- Click the OK button
- You should now see you Unix home directory on the right side of the screen
- The rectangle directly below the top four fields shows the status of your connection
- The rest of the window is split into two sections
- The section on the left shows the current directory of your machine
- The section on the right shows the current directory of the Unix machine
- The small box on top of each section gives your current path on that machine
- The large rectangle below this box gives you a graphical view ...
- of your current directory in the hierarchical filesystem
- The rectangle below shows the contents of your current directory

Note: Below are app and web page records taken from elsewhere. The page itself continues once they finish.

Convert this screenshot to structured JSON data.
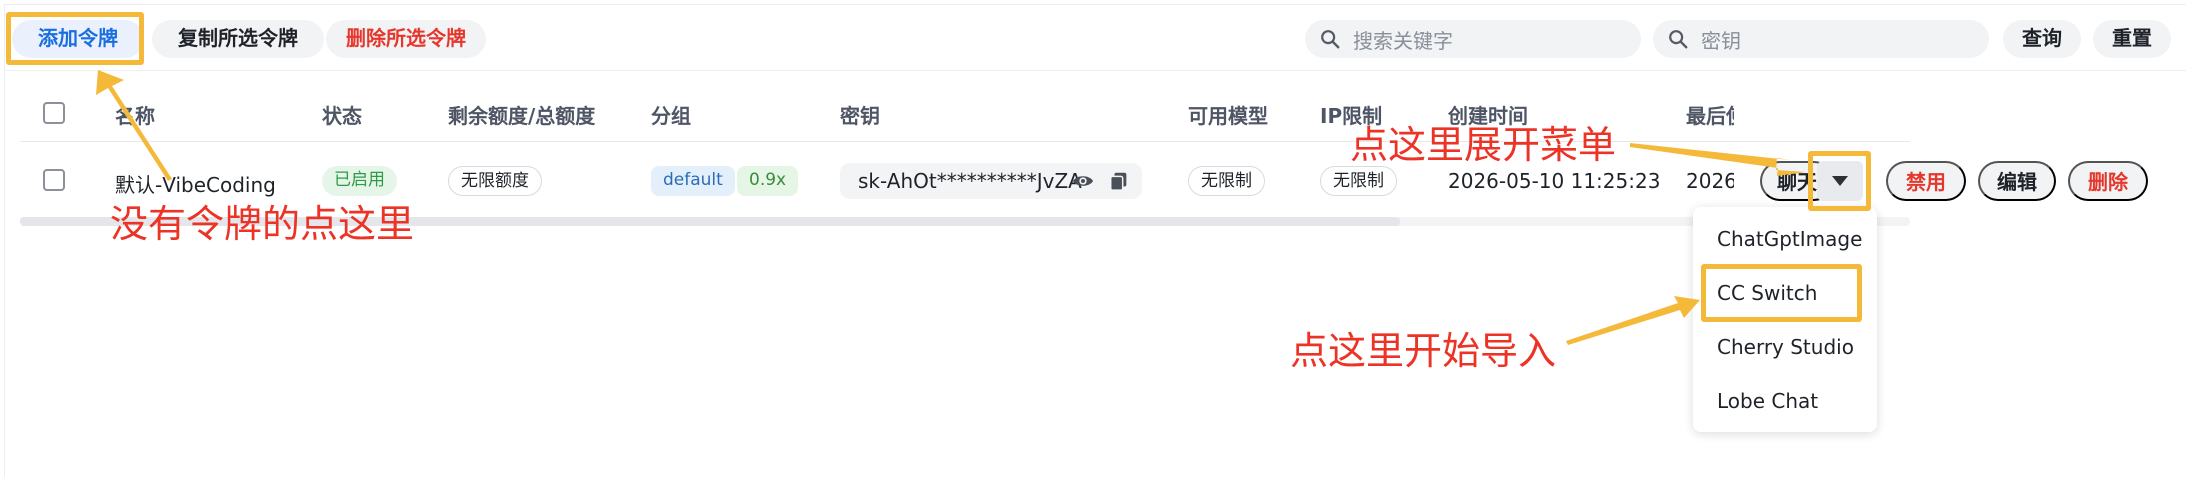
{
  "toolbar": {
    "add_label": "添加令牌",
    "copy_label": "复制所选令牌",
    "delete_label": "删除所选令牌",
    "search_placeholder": "搜索关键字",
    "key_placeholder": "密钥",
    "query_label": "查询",
    "reset_label": "重置"
  },
  "table": {
    "columns": [
      "名称",
      "状态",
      "剩余额度/总额度",
      "分组",
      "密钥",
      "可用模型",
      "IP限制",
      "创建时间",
      "最后使"
    ],
    "rows": [
      {
        "name": "默认-VibeCoding",
        "status": "已启用",
        "quota": "无限额度",
        "group": "default",
        "ratio": "0.9x",
        "key": "sk-AhOt**********JvZA",
        "models": "无限制",
        "ip_limit": "无限制",
        "created": "2026-05-10 11:25:23",
        "last_used": "2026-",
        "actions": {
          "chat": "聊天",
          "disable": "禁用",
          "edit": "编辑",
          "delete": "删除"
        }
      }
    ]
  },
  "menu": {
    "items": [
      "ChatGptImage",
      "CC Switch",
      "Cherry Studio",
      "Lobe Chat"
    ],
    "highlighted": "CC Switch"
  },
  "annotations": {
    "no_token": "没有令牌的点这里",
    "expand_menu": "点这里展开菜单",
    "start_import": "点这里开始导入"
  },
  "colors": {
    "highlight_border": "#f5b93a",
    "annotation_text": "#ec3326",
    "primary_blue": "#1a6fe0",
    "danger_red": "#e5372b"
  }
}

- If click on the triangle to the left of the directory ...
- it will show the directories inside that directory
- You can use the scroll bar on the right to see the entire list
- If you click on the icon of the directory itself ...
- you will change your current directory
- Notice that the path in the box on top has changed
- Using this technique you can go to the directory ...
- that holds the file you want to copy
- Now you need to repeat this process ...
- on the left side of the screen ...
- to get to the Unix directory where you want to move the file
- Now drag the file from your machine on the left ...
- to the Unix machine on the right
nano Text Editor
- For the Class Exercises you will need to create Python script on users3
- You could do this using a text editor on your machine ...
- and then copying it to users3 using FileZilla
- Notice that I said text editor
- It can't be a Word or RTF document
- Alternatively, you can ssh to users3 ...
- and use the
nano text editor
nano is a simple text editor created as part of the GNU project
nano you issue a command by holding down the Control key ...
- while pressing a letter key
- You can move to the beginning of a line of text by pressing Control A ...
- and move to the end of the line with Control E
- When I write something like "Control A" ...
- I mean hold down the Control key while pressing the A key
- Although I used a capital A here ...
- I do not mean you should hold down the shift key
- I use capital letters when writing control key sequences ...
- because the capital letters are easier to read
- Some of the basic
nano commands appear at the bottom of the page
- The ^ in this list of commands stands for the Control key ...
- so ^O means Control O
nano feature set is limited
- You can only work with one file at a time
- You can search for text ...
- but there is no search and replace feature
nano does have a limited cut and paste feature
- If you press Control K the entire line will disappear ...
- then if you go to another line and press Control U ...
- the line will be pasted back at that point
- When you want to save a file you press Control O ...
- and the name of the file will appear at the bottom of the screen
- You need to hit Enter to accept that name ...
- and complete the save process
- Control X will quit
- I have created a web page with instructions for using
- There is a link to it on the class web page